** TASK GOAL **
Copy every line of the entries that has the string "unavailable" in it.
[GIVEN RECORDS Boundary: Start]
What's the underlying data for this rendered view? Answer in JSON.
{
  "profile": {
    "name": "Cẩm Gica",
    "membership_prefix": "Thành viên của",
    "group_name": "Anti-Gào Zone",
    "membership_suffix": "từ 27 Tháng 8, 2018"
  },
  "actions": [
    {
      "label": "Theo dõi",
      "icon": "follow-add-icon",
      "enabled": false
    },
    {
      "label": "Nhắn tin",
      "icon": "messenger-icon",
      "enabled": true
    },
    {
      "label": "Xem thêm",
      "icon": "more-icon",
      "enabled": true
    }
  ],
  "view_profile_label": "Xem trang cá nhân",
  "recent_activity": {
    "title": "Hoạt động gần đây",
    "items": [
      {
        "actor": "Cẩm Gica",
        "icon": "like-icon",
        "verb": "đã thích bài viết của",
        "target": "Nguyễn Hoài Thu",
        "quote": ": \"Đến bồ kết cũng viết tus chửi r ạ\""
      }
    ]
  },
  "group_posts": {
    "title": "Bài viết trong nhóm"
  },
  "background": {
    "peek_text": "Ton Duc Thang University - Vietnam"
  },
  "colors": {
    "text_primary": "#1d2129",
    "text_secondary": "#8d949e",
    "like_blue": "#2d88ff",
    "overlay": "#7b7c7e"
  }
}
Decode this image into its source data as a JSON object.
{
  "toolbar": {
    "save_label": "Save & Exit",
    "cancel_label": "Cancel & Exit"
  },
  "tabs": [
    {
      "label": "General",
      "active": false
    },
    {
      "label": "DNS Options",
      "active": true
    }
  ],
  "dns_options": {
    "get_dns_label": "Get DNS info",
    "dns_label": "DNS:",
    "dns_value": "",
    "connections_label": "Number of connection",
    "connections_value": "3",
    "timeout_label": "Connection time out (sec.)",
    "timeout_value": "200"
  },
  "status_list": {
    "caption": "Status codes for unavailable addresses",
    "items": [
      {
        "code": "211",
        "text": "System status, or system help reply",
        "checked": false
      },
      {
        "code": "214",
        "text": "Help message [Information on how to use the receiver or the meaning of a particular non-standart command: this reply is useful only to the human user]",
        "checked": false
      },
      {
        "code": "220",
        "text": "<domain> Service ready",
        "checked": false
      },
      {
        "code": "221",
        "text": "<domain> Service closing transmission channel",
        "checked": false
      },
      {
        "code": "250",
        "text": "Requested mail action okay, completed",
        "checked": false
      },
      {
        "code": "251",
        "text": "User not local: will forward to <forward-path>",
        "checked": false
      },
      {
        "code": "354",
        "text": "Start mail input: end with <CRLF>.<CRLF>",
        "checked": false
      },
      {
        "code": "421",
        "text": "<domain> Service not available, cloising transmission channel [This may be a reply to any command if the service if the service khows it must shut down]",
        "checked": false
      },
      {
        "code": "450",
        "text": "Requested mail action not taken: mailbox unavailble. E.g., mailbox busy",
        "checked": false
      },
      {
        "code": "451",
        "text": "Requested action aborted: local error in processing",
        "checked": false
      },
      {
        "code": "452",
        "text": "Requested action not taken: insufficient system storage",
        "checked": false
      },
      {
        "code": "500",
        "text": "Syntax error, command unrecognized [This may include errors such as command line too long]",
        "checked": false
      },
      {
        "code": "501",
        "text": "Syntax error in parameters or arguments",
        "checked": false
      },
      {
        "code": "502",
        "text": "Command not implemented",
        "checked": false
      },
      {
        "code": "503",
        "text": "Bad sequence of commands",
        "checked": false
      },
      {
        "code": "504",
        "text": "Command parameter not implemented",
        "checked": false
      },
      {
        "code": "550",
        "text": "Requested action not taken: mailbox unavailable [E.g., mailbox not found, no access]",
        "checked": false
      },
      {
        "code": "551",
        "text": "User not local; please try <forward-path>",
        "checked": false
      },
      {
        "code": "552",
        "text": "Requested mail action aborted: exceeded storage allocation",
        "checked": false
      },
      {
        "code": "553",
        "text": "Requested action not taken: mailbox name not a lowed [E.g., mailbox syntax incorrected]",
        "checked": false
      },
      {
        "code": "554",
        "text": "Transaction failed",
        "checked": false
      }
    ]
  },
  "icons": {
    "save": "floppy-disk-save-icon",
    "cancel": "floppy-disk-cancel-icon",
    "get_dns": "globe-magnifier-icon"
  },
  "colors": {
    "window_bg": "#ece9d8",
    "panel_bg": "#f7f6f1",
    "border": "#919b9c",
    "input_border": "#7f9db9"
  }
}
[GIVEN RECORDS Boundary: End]
** SOLUTION **
    "caption": "Status codes for unavailable addresses",
        "text": "Requested action not taken: mailbox unavailable [E.g., mailbox not found, no access]",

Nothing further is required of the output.